Problem description —
Within the entries below, find each line containing the word "title" and copy it.

Provided records —
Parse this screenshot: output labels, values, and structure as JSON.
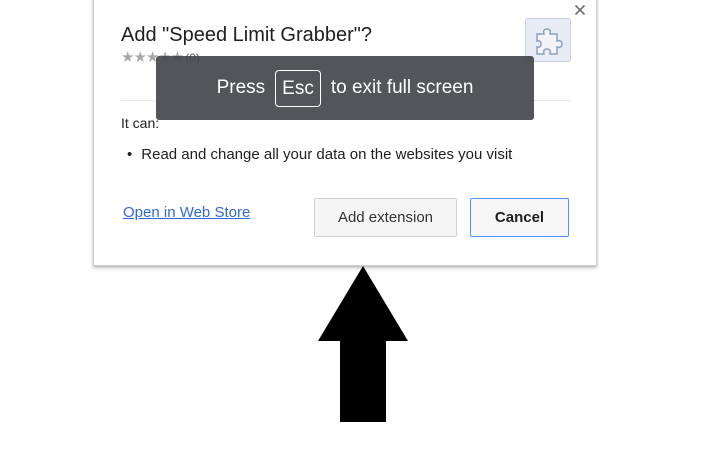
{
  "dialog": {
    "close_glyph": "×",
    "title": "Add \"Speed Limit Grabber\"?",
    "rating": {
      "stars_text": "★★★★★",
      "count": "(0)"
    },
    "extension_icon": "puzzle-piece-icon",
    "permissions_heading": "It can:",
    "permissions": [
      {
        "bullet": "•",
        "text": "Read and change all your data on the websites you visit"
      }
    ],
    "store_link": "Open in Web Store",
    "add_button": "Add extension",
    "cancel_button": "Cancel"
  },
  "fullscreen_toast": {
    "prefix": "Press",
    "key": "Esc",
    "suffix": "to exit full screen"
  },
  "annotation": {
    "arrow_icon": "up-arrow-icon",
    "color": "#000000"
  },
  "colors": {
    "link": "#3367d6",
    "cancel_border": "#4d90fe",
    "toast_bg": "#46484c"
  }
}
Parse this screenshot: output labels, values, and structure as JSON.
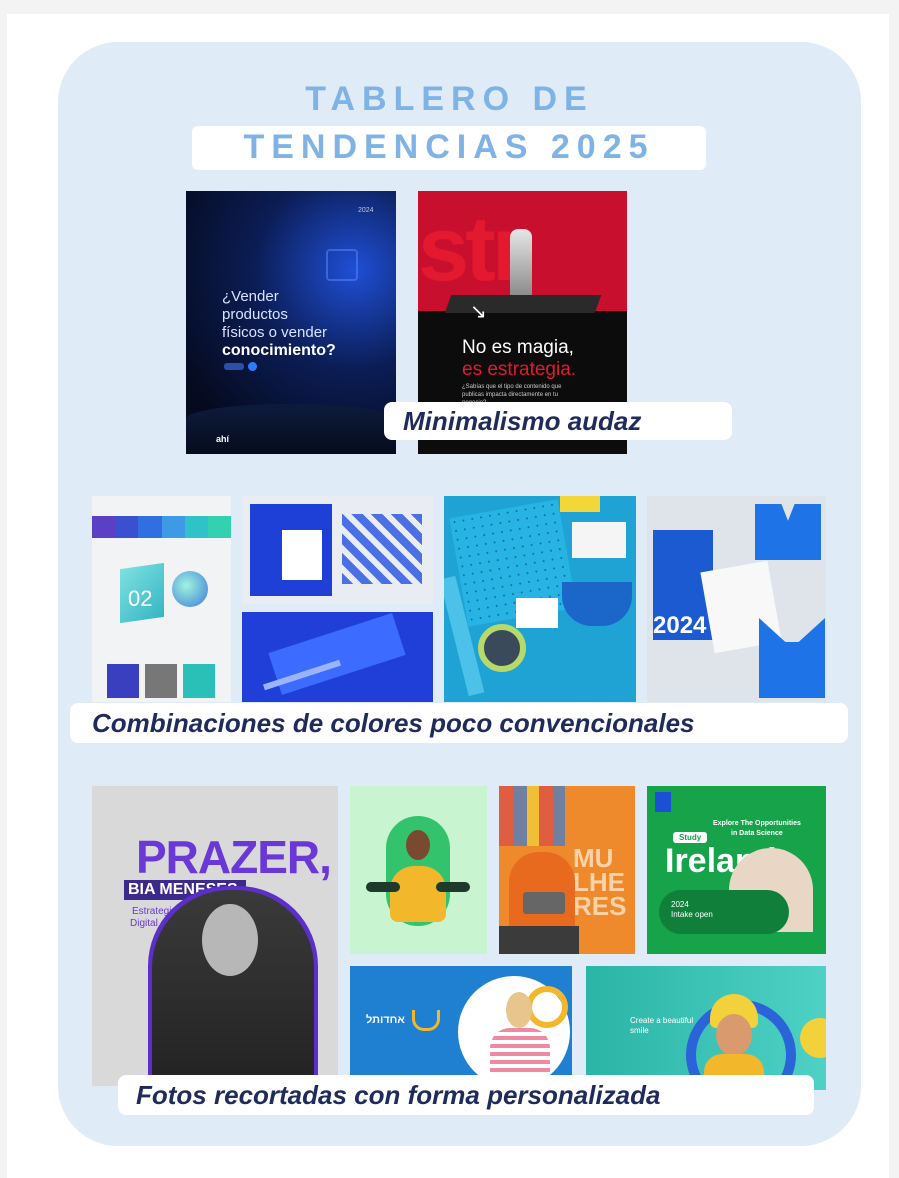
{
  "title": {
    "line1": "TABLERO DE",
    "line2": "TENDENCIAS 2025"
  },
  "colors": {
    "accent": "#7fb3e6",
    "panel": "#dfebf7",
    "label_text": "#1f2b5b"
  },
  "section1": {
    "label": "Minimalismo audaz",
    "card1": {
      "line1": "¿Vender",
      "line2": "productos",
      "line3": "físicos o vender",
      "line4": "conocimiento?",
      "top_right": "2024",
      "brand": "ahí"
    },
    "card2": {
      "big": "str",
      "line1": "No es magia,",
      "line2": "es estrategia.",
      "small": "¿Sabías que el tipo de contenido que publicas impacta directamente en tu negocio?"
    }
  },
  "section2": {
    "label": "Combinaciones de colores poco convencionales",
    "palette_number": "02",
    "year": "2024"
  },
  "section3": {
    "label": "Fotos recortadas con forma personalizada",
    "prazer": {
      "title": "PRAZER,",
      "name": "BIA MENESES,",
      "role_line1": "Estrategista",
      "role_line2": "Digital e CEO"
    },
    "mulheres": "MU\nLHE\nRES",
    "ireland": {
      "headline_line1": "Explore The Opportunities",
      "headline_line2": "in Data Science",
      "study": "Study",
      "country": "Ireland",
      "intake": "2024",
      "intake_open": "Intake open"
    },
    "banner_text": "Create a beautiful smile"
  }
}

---

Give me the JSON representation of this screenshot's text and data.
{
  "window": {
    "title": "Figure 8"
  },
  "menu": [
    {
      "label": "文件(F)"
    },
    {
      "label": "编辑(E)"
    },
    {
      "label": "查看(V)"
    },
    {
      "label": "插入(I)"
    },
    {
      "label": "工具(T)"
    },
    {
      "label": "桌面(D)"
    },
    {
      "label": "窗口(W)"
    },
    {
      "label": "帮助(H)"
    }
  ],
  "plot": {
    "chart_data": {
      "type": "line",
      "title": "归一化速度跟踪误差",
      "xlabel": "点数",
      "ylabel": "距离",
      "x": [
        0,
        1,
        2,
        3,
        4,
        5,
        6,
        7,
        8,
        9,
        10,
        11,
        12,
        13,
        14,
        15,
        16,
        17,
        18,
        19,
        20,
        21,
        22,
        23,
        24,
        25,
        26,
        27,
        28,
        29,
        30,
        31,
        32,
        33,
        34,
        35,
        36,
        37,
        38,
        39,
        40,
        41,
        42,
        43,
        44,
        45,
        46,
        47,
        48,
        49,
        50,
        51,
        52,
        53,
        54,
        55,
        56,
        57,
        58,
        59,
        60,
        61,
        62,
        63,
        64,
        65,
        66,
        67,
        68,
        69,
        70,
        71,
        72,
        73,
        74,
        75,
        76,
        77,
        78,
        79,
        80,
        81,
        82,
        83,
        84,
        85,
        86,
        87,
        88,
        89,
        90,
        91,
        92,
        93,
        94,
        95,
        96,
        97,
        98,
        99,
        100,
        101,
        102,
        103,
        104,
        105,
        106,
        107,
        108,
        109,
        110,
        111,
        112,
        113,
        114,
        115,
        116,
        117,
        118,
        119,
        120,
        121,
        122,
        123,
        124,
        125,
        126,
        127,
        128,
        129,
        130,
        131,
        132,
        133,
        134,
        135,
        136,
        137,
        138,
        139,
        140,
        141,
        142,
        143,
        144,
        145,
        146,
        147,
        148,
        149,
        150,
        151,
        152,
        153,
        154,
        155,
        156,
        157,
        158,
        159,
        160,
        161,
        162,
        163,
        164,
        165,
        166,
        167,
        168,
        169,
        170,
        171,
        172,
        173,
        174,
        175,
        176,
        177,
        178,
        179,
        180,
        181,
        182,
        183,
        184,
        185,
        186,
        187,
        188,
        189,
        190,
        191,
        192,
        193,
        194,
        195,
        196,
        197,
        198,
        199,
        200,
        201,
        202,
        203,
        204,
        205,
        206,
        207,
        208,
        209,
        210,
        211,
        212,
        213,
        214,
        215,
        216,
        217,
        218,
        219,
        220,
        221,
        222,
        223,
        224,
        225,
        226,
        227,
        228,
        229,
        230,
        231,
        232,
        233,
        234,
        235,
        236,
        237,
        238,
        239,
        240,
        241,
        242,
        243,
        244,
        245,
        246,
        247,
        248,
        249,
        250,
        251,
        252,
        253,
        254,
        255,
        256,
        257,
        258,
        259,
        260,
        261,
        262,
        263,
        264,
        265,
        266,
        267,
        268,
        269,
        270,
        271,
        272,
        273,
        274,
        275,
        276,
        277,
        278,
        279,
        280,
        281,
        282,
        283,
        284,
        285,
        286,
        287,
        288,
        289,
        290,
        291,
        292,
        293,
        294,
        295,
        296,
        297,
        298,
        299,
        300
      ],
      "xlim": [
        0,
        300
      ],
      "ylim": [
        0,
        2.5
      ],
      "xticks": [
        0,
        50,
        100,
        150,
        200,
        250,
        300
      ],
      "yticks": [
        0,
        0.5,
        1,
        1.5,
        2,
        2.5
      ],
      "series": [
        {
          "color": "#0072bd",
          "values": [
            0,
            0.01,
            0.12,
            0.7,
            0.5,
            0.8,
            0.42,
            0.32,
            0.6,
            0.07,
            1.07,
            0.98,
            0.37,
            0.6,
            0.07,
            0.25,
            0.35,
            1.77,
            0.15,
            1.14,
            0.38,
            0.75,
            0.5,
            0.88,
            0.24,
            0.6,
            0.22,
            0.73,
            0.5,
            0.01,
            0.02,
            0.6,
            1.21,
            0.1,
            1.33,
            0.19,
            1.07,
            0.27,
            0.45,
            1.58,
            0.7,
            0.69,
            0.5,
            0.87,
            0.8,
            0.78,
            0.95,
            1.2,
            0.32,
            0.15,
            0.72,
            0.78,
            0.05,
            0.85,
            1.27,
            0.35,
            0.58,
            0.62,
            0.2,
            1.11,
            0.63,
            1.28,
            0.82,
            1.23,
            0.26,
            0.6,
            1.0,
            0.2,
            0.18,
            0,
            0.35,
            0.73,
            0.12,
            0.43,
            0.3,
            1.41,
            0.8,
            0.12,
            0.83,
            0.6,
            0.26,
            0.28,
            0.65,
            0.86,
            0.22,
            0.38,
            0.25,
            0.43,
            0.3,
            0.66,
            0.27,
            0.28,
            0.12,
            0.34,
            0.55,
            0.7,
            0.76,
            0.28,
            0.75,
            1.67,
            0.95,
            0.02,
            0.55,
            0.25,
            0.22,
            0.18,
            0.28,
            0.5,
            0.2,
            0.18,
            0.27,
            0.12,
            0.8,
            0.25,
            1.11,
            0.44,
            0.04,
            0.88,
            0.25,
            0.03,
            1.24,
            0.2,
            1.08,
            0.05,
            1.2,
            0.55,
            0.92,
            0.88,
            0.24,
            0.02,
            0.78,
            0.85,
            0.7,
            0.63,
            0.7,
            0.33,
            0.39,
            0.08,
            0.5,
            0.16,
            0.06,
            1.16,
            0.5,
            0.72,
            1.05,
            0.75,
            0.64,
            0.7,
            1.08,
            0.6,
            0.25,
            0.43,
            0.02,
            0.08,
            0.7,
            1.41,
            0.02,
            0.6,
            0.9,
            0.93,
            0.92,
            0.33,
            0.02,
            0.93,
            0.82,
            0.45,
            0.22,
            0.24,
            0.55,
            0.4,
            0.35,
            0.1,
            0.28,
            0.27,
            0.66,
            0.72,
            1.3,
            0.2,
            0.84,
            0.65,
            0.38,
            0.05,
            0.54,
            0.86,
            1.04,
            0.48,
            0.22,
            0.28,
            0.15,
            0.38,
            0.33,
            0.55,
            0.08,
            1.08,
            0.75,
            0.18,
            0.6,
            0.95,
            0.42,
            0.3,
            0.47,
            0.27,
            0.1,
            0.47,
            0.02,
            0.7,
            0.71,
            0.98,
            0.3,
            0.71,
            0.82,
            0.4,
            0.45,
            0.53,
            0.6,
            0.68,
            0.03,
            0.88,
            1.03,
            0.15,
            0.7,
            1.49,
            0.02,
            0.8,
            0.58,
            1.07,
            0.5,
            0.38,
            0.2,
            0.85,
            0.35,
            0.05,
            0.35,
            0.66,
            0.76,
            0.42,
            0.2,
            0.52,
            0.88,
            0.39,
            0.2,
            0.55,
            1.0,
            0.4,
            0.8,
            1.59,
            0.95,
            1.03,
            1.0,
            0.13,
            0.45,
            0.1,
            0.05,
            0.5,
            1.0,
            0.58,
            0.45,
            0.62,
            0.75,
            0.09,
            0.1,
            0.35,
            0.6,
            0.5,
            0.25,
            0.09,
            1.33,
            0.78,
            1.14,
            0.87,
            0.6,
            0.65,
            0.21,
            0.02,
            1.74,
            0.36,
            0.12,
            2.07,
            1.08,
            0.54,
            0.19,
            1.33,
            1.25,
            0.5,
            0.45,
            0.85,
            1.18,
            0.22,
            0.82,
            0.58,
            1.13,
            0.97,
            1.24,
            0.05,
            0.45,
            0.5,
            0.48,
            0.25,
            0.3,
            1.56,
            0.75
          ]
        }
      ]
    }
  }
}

Reply —
    "title": "Add \"Speed Limit Grabber\"?",
  "title": {
      "title": "PRAZER,",
    "title": "Figure 8"
      "title": "归一化速度跟踪误差",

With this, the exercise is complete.